━━ GIVEN DATA

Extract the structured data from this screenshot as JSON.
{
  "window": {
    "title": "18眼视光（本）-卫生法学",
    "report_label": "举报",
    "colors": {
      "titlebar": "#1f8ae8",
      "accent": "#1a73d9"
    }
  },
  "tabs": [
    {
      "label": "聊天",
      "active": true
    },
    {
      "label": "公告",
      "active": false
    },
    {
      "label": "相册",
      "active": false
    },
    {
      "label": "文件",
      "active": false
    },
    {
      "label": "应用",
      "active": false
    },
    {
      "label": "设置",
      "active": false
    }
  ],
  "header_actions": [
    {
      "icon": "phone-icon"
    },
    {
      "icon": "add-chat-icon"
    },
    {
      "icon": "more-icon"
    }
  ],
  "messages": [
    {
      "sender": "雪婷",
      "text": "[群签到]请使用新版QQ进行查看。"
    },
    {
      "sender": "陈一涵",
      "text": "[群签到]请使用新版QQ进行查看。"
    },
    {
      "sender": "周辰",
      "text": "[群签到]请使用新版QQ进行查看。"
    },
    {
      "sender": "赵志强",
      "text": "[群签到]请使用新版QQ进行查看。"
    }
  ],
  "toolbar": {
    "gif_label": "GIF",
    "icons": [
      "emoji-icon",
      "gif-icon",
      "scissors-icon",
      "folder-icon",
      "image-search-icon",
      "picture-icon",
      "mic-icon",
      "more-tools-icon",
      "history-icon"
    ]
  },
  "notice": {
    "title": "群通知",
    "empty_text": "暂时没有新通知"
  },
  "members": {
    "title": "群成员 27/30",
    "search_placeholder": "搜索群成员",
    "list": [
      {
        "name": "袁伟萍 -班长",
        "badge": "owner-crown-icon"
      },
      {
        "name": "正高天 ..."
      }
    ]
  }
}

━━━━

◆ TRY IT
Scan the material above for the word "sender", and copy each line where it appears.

◆ OUTPUT OF THE EXERCISE
      "sender": "雪婷",
      "sender": "陈一涵",
      "sender": "周辰",
      "sender": "赵志强",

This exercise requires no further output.